The 10 books in Maj Sjowall and Per Wahloo’s Martin Beck series that sparked the genre now known as Nordic noir are superbly paced, intricately crafted, and balance the courage of police procedurals with insight into a changing society.

SONAL KALRA, Editor-in-Chief, Lifestyle

A smile on the face, a hollow in the heart; Mapping Love by Ashwiny Iyer-Tiwari (Photo courtesy of Sonal Kalra)

Filmmaker Ashwiny Iyer-Tiwari’s debut novel, a journey of love, regret and despair wrapped in brilliant storytelling, feels like a textual extension of her cinematic canvas

SUNETRA CHOUDHURY, National Political Writer

The few brutally honest political memoirs; A Promised Land by Barack Obama (Raj K Raj/HT PHOTO)

The memoirs of former US President Barack Obama contained brutally honest descriptions of world leaders like Vladimir Putin and, closer to home, Rahul Gandhi

VINOD SHARMA, political editor

Between Faith and Caste: The Disruptor; How Vishwanath Pratap Singh shook India by Debashish Mukerji (Vipin Kumar/HT PHOTO)

There may be disagreements on many things about VP Singh, but not on the ‘disruptive’ moniker Debashish Mukerji chose for him.
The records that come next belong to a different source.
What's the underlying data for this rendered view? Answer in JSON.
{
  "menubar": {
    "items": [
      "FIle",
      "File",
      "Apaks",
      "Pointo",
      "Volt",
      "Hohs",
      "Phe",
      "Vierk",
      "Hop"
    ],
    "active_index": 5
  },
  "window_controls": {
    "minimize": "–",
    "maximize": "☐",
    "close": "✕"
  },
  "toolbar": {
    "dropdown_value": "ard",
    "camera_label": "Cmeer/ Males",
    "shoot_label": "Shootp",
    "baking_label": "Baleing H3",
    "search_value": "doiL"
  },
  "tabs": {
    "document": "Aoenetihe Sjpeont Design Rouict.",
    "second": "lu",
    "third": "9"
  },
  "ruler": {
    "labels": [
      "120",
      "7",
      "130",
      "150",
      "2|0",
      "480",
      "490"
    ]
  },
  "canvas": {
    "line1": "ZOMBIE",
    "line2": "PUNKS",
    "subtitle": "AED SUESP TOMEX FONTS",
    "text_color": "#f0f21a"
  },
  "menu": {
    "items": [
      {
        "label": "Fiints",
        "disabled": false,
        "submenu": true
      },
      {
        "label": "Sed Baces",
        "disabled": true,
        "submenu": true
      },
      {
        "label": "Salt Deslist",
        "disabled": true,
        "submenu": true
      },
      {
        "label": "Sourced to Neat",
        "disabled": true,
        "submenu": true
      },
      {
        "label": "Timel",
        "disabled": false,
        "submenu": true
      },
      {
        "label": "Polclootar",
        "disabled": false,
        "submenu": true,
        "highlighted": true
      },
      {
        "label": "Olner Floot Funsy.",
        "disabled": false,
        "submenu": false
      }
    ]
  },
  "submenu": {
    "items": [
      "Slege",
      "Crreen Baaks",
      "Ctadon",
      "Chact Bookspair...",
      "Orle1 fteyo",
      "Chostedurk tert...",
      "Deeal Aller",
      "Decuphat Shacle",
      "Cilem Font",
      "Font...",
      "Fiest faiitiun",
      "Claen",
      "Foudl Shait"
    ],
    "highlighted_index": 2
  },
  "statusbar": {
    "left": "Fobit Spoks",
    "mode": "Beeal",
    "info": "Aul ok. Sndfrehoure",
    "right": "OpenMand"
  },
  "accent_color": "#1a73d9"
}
Indian policy changed forever after VP rejected the 1980 Mandal Commission report to impose a 27% reserve for the backward classes.

ZARA MURAO, Editor-in-Chief, Wknd

Above the Rainbow; Calm down by Mae Martin (HT Photo)

British-Canadian comedian Mae Martin’s book addresses the questions, concerns and fears of people new to the idea of ​​sexuality as a spectrum in an informative and entertaining way, and moves the conversation forward rather than turn around

ZIA HAQ, Associate Editor

Unparalleled insight into economic thinking; Economics in a virus by Ryan A Bourne (Raj K Raj/HT PHOTO)

Economist Ryan A Bourne’s very well-written book explains simple economic concepts through the US government’s response to the pandemic, the lessons of which are important for all

Comments are closed.